Author: Dr Kieran Walsh

The pace of scientific discovery in COVID-19 has been unprecedented. There have been rapid advances in our knowledge of the epidemiology, diagnosis, and management of the infection. We have also made rapid progress in our knowledge of how best to manage conditions that might co-exist alongside COVID-19.

The management of hypertension is a good case in point. This is a common illness and so it is vital that patients with hypertension receive the correct advice about how to manage their condition. However, the path of scientific discovery has not always been smooth and there are lessons that we can learn from the journey to our current state of knowledge.

In the first few months of the outbreak, the use of certain antihypertensives was a cause for concern. The ACE2 receptor is also the receptor for SARS-CoV-2, the coronavirus which causes COVID-19. Thus there were concerns that ACE inhibitors and angiotensin receptor blockers would increase the risk of morbidity and mortality associated with the infection.

However, the evidence from trials has largely refuted these concerns. Indeed one study showed that renin-angiotensin system inhibitors might improve clinical outcomes of COVID- 19 infection in patients with hypertension. (1) Thus the current advice is that patients already taking these drugs should continue on them. This is true regardless of whether patients are taking these drugs for hypertension or another condition.
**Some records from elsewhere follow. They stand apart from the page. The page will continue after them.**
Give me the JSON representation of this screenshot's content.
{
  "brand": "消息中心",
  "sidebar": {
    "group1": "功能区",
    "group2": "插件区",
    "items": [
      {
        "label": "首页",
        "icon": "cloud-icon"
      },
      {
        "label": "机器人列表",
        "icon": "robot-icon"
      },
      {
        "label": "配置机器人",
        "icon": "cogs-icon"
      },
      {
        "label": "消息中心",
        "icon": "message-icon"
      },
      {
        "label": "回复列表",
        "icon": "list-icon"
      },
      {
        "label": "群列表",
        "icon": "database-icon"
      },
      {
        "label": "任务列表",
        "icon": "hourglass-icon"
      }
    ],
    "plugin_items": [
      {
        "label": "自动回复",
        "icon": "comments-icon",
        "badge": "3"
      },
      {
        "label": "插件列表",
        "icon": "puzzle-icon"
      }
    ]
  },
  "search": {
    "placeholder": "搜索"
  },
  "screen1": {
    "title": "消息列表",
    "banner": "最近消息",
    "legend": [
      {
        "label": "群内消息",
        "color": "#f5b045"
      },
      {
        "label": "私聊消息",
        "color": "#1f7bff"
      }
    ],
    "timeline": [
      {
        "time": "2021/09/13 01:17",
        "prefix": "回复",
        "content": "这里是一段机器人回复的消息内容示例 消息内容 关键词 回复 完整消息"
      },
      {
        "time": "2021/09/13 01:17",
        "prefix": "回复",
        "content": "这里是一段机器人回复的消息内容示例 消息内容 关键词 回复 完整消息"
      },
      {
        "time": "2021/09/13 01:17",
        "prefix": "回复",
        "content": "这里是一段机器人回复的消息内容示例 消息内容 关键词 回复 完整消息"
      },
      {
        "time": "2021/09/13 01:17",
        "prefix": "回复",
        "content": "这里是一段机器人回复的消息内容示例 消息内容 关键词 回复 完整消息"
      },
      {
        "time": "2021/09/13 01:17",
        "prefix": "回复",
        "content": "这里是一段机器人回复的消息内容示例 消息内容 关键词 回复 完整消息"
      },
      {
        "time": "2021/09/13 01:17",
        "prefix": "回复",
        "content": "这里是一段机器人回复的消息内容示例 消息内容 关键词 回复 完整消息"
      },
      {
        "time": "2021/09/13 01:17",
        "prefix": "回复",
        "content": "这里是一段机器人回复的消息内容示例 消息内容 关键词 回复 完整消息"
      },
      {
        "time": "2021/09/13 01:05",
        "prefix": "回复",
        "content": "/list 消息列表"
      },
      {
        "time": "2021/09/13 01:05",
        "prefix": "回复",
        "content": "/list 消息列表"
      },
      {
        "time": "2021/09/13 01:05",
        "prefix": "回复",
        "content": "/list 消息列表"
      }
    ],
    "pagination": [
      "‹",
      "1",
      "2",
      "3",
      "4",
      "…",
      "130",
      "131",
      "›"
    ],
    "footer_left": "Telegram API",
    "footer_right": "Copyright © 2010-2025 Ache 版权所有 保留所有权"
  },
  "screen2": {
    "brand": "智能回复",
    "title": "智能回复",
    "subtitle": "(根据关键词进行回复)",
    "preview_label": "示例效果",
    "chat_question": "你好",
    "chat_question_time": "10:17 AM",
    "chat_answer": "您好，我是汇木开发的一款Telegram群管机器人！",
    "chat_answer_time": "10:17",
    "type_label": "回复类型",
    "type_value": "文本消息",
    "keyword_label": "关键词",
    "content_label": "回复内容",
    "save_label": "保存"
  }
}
Some people have questioned the role of evidence-based medicine in the COVID-19 pandemic. Certainly the process of developing evidence-based medicine has been accelerated during the pandemic. But the principles of evidence-based medicine – combining sound research with professional expertise and patient needs and desires – have remained intact. And they have allowed us to move from seemingly plausible pathophysiological rationale to solid evidence-based decision making.

These principles can also enable us to prioritise recommendations. One priority recommendation for patients with hypertension in the midst of the pandemic is offering smoking cessation advice. Smoking cessation will reduce overall cardiovascular risk but also reduce the risk of a severe episode of COVID-19. It is a straightforward intervention – but one that can lead to many worthwhile outcomes.

BMJ Best Practice has covered COVID-19 from the start of the pandemic. The BMJ Best Practice Comorbidities tool now covers the management of COVID-19 and other common and important comorbidities – including hypertension. We hope you find it useful. Please do get in touch if you feel there are other conditions that we should cover. Please email on

1. Meng J, Xiao G, Zhang J, He X, Ou M, Bi J, Yang R, Di W, Wang Z, Li Z, Gao H, Liu L, Zhang G. Renin-angiotensin system inhibitors improve the clinical outcomes of COVID-19 patients with hypertension. Emerg Microbes Infect. 2020 Dec;9(1):757-760

Competing interests
KW works for BMJ which produces the BMJ Best Practice Comorbidities tool.